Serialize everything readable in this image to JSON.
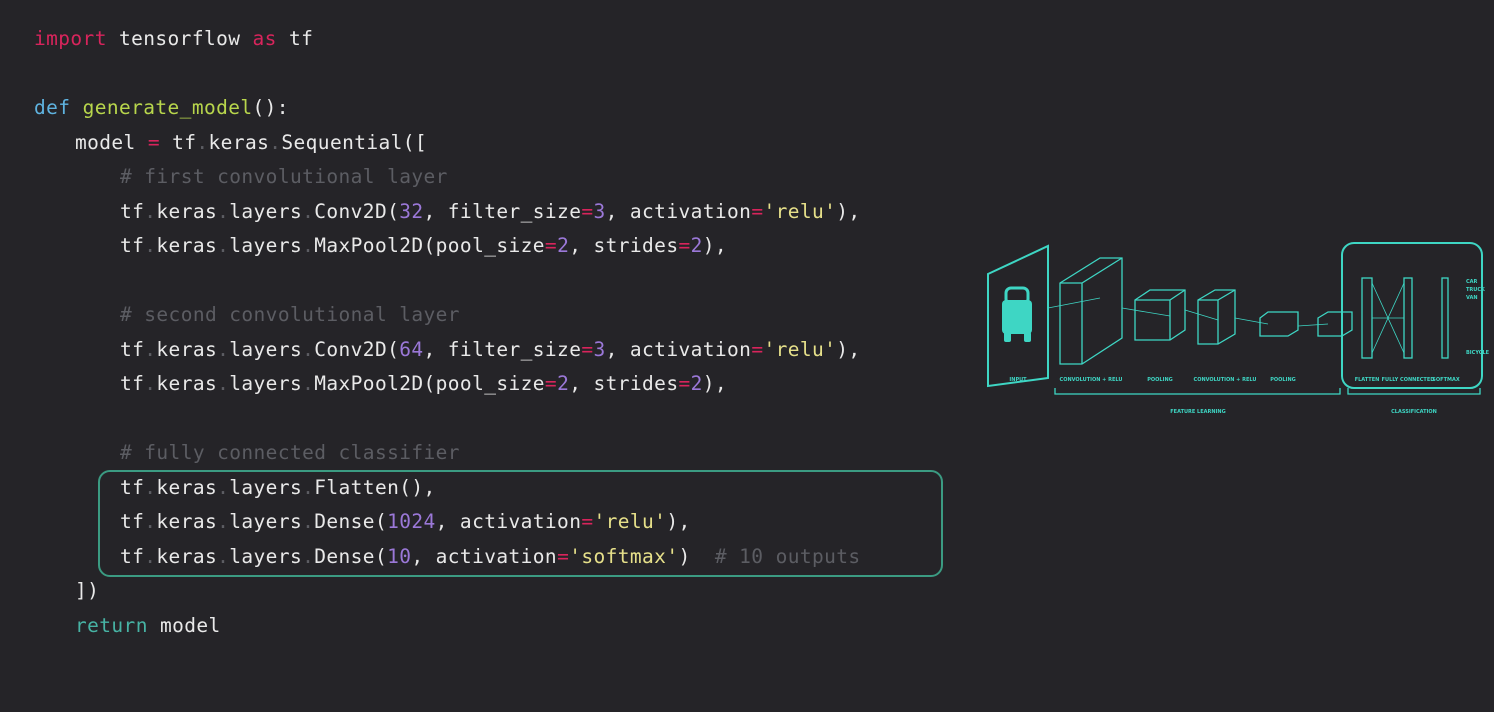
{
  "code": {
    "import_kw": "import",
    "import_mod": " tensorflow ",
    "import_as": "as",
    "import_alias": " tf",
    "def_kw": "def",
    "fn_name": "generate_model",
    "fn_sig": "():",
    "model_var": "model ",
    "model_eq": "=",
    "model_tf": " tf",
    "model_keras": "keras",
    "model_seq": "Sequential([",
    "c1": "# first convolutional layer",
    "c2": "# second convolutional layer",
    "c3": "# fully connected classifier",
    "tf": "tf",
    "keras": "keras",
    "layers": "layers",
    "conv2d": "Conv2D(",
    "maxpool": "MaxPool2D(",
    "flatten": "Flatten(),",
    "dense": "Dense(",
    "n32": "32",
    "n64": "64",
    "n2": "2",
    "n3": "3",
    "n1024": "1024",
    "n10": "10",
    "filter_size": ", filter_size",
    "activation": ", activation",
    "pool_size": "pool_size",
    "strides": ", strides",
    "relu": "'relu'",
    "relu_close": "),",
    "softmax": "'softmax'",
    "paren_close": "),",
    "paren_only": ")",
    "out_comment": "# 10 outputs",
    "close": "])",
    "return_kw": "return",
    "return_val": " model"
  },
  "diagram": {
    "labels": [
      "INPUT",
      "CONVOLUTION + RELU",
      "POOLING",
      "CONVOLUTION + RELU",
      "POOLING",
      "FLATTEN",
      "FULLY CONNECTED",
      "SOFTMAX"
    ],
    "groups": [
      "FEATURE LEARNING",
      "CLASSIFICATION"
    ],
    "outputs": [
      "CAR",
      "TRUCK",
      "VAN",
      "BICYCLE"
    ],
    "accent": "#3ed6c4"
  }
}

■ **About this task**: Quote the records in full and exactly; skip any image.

■ **Exercise response**:
Serialize everything readable in this image to JSON.
{
  "code": {
    "import_kw": "import",
    "import_mod": " tensorflow ",
    "import_as": "as",
    "import_alias": " tf",
    "def_kw": "def",
    "fn_name": "generate_model",
    "fn_sig": "():",
    "model_var": "model ",
    "model_eq": "=",
    "model_tf": " tf",
    "model_keras": "keras",
    "model_seq": "Sequential([",
    "c1": "# first convolutional layer",
    "c2": "# second convolutional layer",
    "c3": "# fully connected classifier",
    "tf": "tf",
    "keras": "keras",
    "layers": "layers",
    "conv2d": "Conv2D(",
    "maxpool": "MaxPool2D(",
    "flatten": "Flatten(),",
    "dense": "Dense(",
    "n32": "32",
    "n64": "64",
    "n2": "2",
    "n3": "3",
    "n1024": "1024",
    "n10": "10",
    "filter_size": ", filter_size",
    "activation": ", activation",
    "pool_size": "pool_size",
    "strides": ", strides",
    "relu": "'relu'",
    "relu_close": "),",
    "softmax": "'softmax'",
    "paren_close": "),",
    "paren_only": ")",
    "out_comment": "# 10 outputs",
    "close": "])",
    "return_kw": "return",
    "return_val": " model"
  },
  "diagram": {
    "labels": [
      "INPUT",
      "CONVOLUTION + RELU",
      "POOLING",
      "CONVOLUTION + RELU",
      "POOLING",
      "FLATTEN",
      "FULLY CONNECTED",
      "SOFTMAX"
    ],
    "groups": [
      "FEATURE LEARNING",
      "CLASSIFICATION"
    ],
    "outputs": [
      "CAR",
      "TRUCK",
      "VAN",
      "BICYCLE"
    ],
    "accent": "#3ed6c4"
  }
}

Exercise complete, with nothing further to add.